MONTREAL (Reuters) - Bank of Canada Governor Stephen Poloz on Thursday indicated he was in no rush to resume monetary tightening, saying that while interest rates needed to move up into a neutral range over time the path back was now “highly uncertain.”
Speaking to a business audience in Montreal, Poloz added that any future rate moves remain data-dependent and said the bank has been gradual in its approach to raising rates due to uncertainty over the impact this would have on highly indebted Canadians.
“We judge that we will need to move our policy rate up into a neutral range over time ... However, the path back to that neutral range is highly uncertain,” Poloz said, in his most cautious comments in recent months.
He later told reporters that the bank has kept rates unchanged since October, after five hikes since July 2017, because the data is giving mixed messages.
“Let’s not lose sight of the fact that the labor market remains extremely strong,” he said. “So there are encouraging signs ... it’s a bit of a mix.”
Analysts expect the central bank to stay on the sidelines at its next fixed rate announcement on March 6.

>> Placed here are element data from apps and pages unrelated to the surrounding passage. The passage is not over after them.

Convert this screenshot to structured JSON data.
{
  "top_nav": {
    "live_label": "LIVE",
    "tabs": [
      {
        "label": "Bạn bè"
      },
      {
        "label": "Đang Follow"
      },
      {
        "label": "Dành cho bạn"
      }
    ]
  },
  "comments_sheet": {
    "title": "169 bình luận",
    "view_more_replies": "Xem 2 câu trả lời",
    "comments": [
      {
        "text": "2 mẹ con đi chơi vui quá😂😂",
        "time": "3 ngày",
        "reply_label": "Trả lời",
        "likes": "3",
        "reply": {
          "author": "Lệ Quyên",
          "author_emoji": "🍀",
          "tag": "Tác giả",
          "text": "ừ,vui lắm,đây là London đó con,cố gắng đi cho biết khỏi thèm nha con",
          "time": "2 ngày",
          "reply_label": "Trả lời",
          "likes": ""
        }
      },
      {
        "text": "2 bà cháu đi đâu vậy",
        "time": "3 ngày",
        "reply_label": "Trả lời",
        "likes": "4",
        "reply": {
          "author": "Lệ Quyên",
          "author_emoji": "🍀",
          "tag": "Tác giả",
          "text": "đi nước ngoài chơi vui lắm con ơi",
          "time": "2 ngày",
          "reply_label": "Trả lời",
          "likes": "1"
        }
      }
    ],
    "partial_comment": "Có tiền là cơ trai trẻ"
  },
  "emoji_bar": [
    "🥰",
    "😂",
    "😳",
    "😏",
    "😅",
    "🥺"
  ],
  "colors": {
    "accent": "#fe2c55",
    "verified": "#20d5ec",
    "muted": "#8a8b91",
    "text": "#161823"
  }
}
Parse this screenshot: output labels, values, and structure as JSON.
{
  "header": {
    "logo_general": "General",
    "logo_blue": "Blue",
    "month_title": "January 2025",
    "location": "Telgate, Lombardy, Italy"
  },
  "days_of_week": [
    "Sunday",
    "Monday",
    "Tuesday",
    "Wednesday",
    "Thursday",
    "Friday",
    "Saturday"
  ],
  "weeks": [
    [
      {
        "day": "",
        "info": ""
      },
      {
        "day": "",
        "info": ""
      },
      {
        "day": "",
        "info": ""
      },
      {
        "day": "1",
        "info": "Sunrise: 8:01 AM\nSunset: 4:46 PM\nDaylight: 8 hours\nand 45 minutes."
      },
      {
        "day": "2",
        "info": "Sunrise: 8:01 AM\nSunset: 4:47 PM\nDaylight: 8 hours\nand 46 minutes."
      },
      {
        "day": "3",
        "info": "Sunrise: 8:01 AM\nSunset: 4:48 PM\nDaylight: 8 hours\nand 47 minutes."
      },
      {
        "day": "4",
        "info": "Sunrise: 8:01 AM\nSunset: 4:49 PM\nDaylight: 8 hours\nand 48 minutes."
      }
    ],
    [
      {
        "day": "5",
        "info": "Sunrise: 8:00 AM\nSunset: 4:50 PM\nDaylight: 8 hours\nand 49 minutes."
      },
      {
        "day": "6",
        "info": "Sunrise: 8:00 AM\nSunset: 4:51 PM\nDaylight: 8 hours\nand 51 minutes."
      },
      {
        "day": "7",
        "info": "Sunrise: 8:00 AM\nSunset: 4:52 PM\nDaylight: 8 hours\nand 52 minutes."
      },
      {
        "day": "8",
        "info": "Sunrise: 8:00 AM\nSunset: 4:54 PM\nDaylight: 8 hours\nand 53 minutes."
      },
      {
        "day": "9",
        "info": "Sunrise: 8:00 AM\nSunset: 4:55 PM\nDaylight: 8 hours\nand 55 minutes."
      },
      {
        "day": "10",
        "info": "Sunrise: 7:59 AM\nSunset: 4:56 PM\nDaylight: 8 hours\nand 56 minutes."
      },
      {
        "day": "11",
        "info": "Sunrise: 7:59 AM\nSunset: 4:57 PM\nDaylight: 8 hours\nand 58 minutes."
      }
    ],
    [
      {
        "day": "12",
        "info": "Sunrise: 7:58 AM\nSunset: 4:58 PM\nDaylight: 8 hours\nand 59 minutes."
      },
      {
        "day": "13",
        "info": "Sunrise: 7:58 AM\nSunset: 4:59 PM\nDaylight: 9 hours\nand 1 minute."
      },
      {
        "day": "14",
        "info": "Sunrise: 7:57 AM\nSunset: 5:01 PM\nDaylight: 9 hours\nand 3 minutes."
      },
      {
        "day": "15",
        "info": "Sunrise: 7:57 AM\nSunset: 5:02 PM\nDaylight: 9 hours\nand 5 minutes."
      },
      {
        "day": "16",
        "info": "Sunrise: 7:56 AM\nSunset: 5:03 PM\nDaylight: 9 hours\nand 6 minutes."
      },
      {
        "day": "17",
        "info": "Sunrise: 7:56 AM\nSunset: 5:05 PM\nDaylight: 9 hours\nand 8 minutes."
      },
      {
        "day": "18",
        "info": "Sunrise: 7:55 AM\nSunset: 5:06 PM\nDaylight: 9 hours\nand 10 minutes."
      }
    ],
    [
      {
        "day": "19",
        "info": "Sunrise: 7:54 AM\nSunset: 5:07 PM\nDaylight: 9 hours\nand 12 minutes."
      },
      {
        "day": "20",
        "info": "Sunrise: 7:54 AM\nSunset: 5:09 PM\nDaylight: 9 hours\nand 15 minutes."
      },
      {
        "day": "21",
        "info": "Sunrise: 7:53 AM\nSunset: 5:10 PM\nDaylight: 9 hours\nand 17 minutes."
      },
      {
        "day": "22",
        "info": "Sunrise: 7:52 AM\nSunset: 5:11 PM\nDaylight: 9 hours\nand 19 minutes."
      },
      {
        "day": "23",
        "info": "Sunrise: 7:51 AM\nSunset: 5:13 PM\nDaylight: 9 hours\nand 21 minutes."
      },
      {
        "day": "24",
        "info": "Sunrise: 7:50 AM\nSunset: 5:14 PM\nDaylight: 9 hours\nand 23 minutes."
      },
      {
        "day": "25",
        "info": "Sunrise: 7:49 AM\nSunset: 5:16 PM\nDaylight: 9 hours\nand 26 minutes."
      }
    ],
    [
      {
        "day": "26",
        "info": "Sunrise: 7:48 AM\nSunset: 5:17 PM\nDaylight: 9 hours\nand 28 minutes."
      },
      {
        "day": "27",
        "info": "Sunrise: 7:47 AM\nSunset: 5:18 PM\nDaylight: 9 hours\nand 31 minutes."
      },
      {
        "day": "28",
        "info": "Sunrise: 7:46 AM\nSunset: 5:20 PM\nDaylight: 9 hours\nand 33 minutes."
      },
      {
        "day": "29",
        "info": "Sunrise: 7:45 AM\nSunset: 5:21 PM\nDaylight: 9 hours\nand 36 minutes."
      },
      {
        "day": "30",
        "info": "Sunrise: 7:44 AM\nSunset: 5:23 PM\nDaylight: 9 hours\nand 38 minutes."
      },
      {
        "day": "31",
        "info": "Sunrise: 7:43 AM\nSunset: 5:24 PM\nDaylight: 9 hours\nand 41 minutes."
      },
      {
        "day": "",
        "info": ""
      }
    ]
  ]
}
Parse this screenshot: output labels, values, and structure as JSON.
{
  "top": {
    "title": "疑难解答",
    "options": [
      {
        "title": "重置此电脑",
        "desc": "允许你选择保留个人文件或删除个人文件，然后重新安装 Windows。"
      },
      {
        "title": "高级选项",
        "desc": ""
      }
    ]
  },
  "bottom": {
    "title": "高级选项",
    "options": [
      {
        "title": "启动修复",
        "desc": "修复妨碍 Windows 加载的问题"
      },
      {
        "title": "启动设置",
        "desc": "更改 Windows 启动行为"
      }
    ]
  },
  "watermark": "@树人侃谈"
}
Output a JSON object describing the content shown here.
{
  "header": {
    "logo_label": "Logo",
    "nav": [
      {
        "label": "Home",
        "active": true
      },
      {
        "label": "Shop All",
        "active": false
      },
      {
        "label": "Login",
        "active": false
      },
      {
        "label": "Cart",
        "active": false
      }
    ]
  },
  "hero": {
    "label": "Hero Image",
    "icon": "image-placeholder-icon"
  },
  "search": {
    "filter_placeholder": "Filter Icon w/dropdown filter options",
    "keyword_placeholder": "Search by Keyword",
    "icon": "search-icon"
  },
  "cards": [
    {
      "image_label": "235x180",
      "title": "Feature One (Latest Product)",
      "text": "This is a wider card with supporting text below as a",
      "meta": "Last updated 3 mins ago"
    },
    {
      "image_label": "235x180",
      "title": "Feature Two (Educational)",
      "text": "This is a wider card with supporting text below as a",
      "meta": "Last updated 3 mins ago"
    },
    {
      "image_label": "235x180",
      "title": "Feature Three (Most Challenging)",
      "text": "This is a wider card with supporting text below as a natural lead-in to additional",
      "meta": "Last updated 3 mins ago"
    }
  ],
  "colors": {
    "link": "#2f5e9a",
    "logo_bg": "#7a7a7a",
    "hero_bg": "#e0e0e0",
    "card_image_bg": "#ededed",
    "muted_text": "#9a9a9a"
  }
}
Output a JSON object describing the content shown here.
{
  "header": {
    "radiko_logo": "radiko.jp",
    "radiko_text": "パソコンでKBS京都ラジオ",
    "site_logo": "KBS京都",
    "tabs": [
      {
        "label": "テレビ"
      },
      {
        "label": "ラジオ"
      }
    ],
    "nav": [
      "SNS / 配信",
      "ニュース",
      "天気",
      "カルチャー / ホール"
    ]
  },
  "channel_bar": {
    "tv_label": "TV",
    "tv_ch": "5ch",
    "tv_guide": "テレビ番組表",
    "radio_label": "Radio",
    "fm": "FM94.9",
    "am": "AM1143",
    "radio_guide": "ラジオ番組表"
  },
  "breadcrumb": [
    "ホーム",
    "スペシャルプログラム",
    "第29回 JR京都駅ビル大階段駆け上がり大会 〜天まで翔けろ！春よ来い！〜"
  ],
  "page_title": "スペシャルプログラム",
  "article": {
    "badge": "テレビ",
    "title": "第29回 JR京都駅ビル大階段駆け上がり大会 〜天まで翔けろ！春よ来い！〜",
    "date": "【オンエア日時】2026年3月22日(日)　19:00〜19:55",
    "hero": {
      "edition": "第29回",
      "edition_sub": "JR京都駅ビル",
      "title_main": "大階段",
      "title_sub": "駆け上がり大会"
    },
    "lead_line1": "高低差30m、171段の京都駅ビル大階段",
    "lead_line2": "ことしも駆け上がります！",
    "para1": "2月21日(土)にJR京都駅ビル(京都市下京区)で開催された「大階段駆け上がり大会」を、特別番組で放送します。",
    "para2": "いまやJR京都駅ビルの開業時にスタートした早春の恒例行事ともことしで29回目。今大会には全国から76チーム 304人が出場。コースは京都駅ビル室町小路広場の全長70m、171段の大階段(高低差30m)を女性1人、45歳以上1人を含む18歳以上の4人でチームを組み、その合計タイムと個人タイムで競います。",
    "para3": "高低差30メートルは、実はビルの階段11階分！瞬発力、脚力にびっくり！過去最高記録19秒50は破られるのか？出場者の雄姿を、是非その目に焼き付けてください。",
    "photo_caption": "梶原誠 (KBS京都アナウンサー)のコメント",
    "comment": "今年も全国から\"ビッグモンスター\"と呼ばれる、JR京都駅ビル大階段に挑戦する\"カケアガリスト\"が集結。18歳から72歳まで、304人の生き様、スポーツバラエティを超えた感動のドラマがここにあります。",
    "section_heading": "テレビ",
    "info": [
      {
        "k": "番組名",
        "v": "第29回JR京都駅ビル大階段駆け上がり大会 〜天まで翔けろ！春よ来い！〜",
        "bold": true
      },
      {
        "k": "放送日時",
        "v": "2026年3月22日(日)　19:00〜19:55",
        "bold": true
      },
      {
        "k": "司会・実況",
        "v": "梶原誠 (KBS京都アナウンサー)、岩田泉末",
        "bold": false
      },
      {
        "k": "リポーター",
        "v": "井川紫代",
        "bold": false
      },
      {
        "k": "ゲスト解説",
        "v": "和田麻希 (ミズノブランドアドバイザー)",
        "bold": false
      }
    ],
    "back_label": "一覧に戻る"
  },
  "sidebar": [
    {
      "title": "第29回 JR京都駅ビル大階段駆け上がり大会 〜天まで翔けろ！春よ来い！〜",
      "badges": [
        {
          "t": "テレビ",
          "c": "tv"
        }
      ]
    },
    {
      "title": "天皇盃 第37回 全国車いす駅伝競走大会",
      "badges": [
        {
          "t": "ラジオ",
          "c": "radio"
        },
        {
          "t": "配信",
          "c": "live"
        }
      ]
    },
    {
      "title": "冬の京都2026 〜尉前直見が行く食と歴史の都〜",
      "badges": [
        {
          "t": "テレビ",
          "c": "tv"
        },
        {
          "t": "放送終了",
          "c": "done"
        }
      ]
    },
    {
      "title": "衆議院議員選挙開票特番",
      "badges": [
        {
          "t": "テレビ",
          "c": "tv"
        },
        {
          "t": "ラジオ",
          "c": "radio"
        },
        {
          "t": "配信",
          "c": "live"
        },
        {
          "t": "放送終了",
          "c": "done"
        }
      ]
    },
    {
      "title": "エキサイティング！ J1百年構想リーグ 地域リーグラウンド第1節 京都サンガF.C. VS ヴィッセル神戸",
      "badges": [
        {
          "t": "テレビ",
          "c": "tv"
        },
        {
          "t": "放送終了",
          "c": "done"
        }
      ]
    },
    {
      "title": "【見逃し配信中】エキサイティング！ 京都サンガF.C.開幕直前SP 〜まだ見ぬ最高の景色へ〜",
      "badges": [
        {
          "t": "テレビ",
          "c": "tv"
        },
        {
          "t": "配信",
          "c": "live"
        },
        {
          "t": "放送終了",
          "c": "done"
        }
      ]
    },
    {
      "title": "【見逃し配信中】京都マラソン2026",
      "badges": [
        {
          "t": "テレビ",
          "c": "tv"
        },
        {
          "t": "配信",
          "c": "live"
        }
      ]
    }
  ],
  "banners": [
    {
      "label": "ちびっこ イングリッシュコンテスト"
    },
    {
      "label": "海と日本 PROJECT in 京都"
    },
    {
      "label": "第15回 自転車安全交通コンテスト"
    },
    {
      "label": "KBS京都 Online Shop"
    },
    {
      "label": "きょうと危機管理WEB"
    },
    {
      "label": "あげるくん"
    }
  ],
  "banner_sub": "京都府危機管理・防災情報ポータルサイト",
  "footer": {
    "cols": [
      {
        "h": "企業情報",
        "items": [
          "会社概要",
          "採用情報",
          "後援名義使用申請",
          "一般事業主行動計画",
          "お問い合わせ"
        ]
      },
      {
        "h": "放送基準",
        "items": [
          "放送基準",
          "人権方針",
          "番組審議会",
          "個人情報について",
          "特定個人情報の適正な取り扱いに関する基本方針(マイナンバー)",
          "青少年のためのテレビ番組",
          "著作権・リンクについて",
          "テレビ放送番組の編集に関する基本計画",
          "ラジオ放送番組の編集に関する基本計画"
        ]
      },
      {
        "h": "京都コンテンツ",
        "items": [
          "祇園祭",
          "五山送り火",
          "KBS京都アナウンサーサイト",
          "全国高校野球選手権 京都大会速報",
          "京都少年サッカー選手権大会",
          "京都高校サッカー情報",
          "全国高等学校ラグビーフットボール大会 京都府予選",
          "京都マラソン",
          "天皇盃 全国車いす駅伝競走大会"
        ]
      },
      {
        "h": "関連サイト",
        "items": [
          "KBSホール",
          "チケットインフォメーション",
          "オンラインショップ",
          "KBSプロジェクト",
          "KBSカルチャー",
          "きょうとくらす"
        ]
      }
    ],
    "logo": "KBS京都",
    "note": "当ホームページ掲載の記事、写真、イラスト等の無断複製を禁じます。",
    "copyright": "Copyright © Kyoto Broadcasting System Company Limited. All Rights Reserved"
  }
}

“The comments today were slightly more dovish than prior communications from the bank, given that the Governor conceded that the path back to neutral is not clear at the moment,” said Royce Mendes of CIBC Capital Markets in a note.
The Canadian dollar initially strengthened on the headlines, but turned lower again after the market digested the full context.
Poloz also noted that business investment has been less robust than modeled in recent years, with the future of the global trade environment “highly uncertain,” though the bank expects investment spending to regain momentum this year.
“An escalation of the U.S.-led trade war would, or course, be negative for the outlook, but a resolution would be a source of new lift for the global and Canadian economies,” he said.
He noted monetary policy has been stimulating the economy for much longer than anyone expected, and that low interest rates have prompted people to take on a lot of debt.
Indeed, the average Canadian household now owes more than C$1.70 for every dollar of disposable income, he said. For households that do not have mortgages, that ratio is closer to C$3 for every dollar of disposable income.
“Given these elevated levels of debt, raising rates will have more of an impact on the overall economy than in the past,” Poloz said.
Reporting by Allison Lampert in Montreal, additional reporting by Julie Gordon and Dale Smith in Ottawa, and Fergal Smith in Toronto, Writing by Julie Gordon in Ottawa; Editing by Tom Brown